Speak with "Clean Language" especially to children!

2. Say it out laugh: Don't just stand up for solidarity, but react with sensitivity every day when the ideas of the old colonial rule are taken for granted in your environment.

Do not think your part in silence. Be active and courageous! Speak your mind loud and clear and stand up against any form of discrimination - Because with it you also stand up for yourself!

And for our children.

3. diversity: declare war on monocultures!

Enclosed circles of thought produce completed results, destroy lives and flourishing landscapes! And will certainly fail due to the challenges of our time! The surest indication: "It's always been like this with us; it's tradition! But remember: the call for diversity triggers a crisis of the privileged, who become aware that they have not made it on their own and/or have to part with these given privileges in order not to be discriminating.

Show children that true strength lies in supporting others!

We in Europe still speak the language of the colonial masters who built up large parts of their economy by doing the business of human trafficking in Africa - and today we are not even big enough to tell every schoolchild. Instead, our economy is (finding) new and old ways to profit from the African continent and its inhabitants. A current example is the subsidisation of milk overproduction, which is then sold as dry milk to Africa for good money, making it impossible for local milk producers there to compete.

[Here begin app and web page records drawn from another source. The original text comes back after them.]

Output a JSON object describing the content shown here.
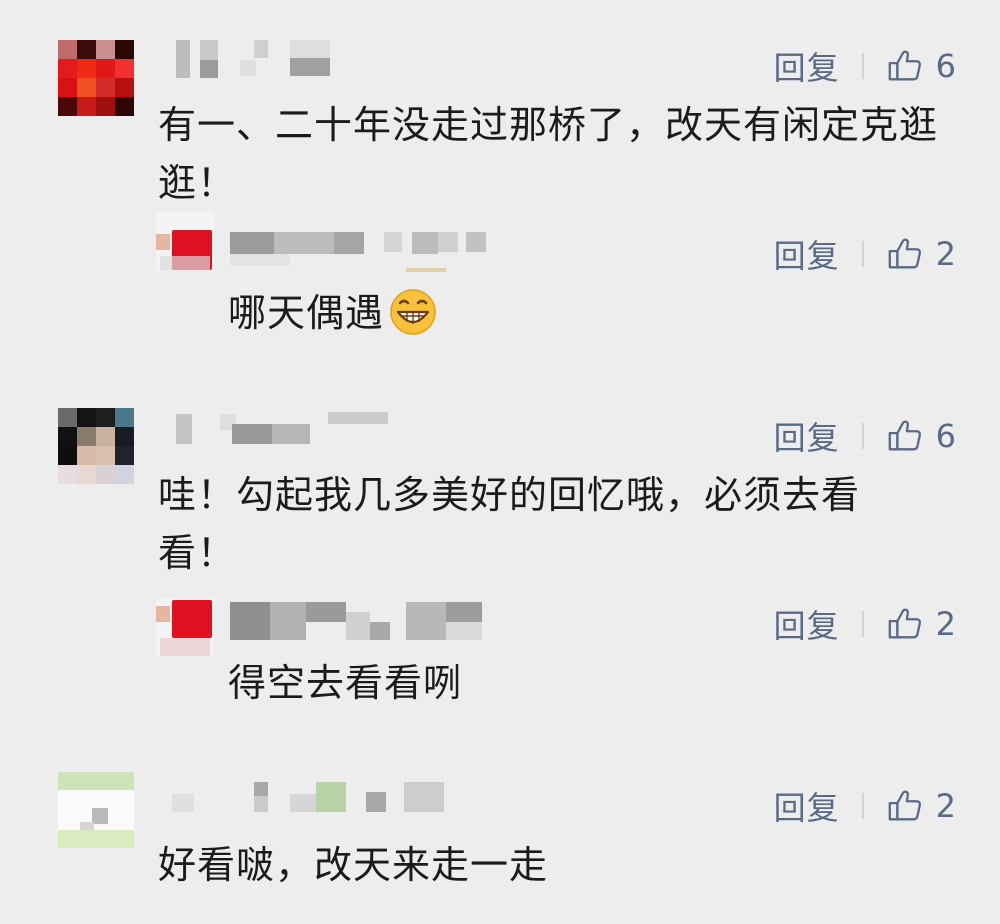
{
  "comments": [
    {
      "text": "有一、二十年没走过那桥了，改天有闲定克逛逛！",
      "reply_label": "回复",
      "likes": "6",
      "replies": [
        {
          "text": "哪天偶遇",
          "emoji": "grinning-face-icon",
          "reply_label": "回复",
          "likes": "2"
        }
      ]
    },
    {
      "text": "哇！勾起我几多美好的回忆哦，必须去看看！",
      "reply_label": "回复",
      "likes": "6",
      "replies": [
        {
          "text": "得空去看看咧",
          "reply_label": "回复",
          "likes": "2"
        }
      ]
    },
    {
      "text": "好看啵，改天来走一走",
      "reply_label": "回复",
      "likes": "2",
      "replies": []
    }
  ],
  "colors": {
    "background": "#ededed",
    "action_text": "#5a6a85",
    "body_text": "#1b1b1b"
  }
}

All this does not reflect well on us here in Europe. What if we wanted to go so far as to admit that we are at least partly responsible for the death of George Floyd because of our narrow-minded colonial greed?

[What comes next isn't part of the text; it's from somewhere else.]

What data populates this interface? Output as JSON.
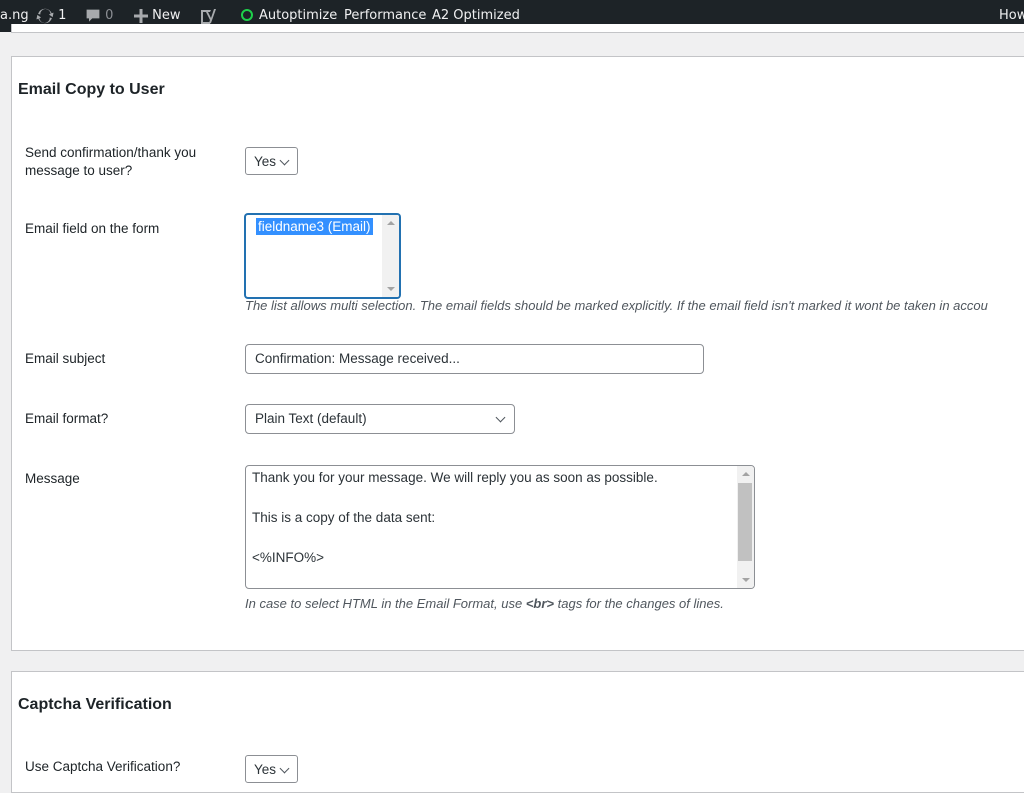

It is up to us to change things and distance ourselves from our ideas of domination and excessive greed for profit.

We decide whether we give our children hate or love for other people.

We can consciously decide to see and endure the whole truth.

So should comfort, despondency and armchair-gluing really stop us?

Today it is not a question of EVERY LIFE COUNTING!

It's about choosing hate or love for all - I am all for Generation Z!

Albert Einstein once said: "It should be clear to everyone that you exist for other people." A wise man, undisputed.

Our current CLP Newsletter therefore reports on how we at CLP - Consulting for Legal Professionals, as a management consultancy specializing in lawyers and law firms, have "helped together" (as they say in Austria) all the more intensively during the last Corona-related difficult quarter, especially with a lot of voluntary commitment to the legal industry. And that is why I have been personally involved in the coaching initiative for schools and teachers on a voluntary basis for years, for which we received the "Gift of Coaching Award" from the ICF Foundation in Vancouver in 2018 and starting tomorrow at the German Hackathon #WirFürSchule.


In this sense -

Yours Dr. Geertje Tutschka, PCC



Would you like to stay up to date?

Then please register now for our newsletter and you will receive valuable impulses and food for thought on our current topics.